[Data records for software interfaces]

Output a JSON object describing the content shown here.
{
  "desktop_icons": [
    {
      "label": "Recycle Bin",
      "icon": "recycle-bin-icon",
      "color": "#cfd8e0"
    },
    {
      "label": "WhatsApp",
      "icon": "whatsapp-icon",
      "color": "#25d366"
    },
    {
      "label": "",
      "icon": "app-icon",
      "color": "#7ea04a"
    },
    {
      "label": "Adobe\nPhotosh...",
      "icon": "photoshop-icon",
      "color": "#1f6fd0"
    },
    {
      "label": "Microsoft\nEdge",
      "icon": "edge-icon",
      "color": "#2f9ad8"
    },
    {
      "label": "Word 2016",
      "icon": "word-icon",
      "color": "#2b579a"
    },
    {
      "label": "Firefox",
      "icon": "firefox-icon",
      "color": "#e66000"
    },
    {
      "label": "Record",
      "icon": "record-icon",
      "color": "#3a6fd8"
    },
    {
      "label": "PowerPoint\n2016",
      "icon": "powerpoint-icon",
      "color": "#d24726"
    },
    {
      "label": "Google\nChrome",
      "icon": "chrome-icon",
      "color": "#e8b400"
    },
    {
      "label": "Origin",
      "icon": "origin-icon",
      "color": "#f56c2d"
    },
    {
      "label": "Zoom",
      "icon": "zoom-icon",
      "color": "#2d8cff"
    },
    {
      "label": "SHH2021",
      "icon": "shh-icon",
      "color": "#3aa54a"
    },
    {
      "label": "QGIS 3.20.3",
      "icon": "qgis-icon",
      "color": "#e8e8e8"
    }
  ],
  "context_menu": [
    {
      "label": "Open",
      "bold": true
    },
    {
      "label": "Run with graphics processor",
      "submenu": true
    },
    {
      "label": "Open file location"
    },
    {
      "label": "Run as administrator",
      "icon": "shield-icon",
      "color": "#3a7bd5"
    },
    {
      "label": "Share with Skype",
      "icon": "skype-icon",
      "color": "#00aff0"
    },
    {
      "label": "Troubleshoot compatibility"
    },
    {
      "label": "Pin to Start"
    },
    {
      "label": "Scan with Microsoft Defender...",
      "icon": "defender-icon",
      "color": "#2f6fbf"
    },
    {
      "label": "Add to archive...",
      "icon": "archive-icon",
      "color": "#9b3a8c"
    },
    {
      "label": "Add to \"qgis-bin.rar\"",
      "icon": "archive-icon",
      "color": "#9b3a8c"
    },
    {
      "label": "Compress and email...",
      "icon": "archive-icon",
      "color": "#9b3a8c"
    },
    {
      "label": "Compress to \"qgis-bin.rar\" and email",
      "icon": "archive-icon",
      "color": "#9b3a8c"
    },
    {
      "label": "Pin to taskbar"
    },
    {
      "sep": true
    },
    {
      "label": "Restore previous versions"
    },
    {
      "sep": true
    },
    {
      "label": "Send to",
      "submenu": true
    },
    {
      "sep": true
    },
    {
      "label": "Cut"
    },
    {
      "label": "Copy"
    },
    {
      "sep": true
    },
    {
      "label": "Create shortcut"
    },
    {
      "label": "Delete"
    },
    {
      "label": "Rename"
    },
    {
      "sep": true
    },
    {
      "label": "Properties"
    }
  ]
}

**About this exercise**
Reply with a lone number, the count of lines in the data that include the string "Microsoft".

**Written response**
2